EXERCISE DIRECTIONS -
In full and without alteration, output each record given here.

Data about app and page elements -
────────────────────
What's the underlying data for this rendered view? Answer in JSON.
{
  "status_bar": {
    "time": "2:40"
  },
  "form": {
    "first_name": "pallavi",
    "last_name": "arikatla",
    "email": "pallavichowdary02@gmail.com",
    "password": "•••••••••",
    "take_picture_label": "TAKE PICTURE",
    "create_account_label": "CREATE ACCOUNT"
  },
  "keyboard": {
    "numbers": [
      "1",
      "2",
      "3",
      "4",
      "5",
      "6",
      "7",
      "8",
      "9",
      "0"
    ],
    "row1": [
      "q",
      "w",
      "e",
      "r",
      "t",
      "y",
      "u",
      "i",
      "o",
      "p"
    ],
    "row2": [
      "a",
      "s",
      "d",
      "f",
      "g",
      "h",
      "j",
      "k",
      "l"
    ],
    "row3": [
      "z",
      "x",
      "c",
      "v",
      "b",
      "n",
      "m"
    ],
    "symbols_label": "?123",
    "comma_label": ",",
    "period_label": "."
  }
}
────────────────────
ANSWER SECTION -
What's the underlying data for this rendered view? Answer in JSON.
{
  "status_bar": {
    "time": "2:40"
  },
  "form": {
    "first_name": "pallavi",
    "last_name": "arikatla",
    "email": "pallavichowdary02@gmail.com",
    "password": "•••••••••",
    "take_picture_label": "TAKE PICTURE",
    "create_account_label": "CREATE ACCOUNT"
  },
  "keyboard": {
    "numbers": [
      "1",
      "2",
      "3",
      "4",
      "5",
      "6",
      "7",
      "8",
      "9",
      "0"
    ],
    "row1": [
      "q",
      "w",
      "e",
      "r",
      "t",
      "y",
      "u",
      "i",
      "o",
      "p"
    ],
    "row2": [
      "a",
      "s",
      "d",
      "f",
      "g",
      "h",
      "j",
      "k",
      "l"
    ],
    "row3": [
      "z",
      "x",
      "c",
      "v",
      "b",
      "n",
      "m"
    ],
    "symbols_label": "?123",
    "comma_label": ",",
    "period_label": "."
  }
}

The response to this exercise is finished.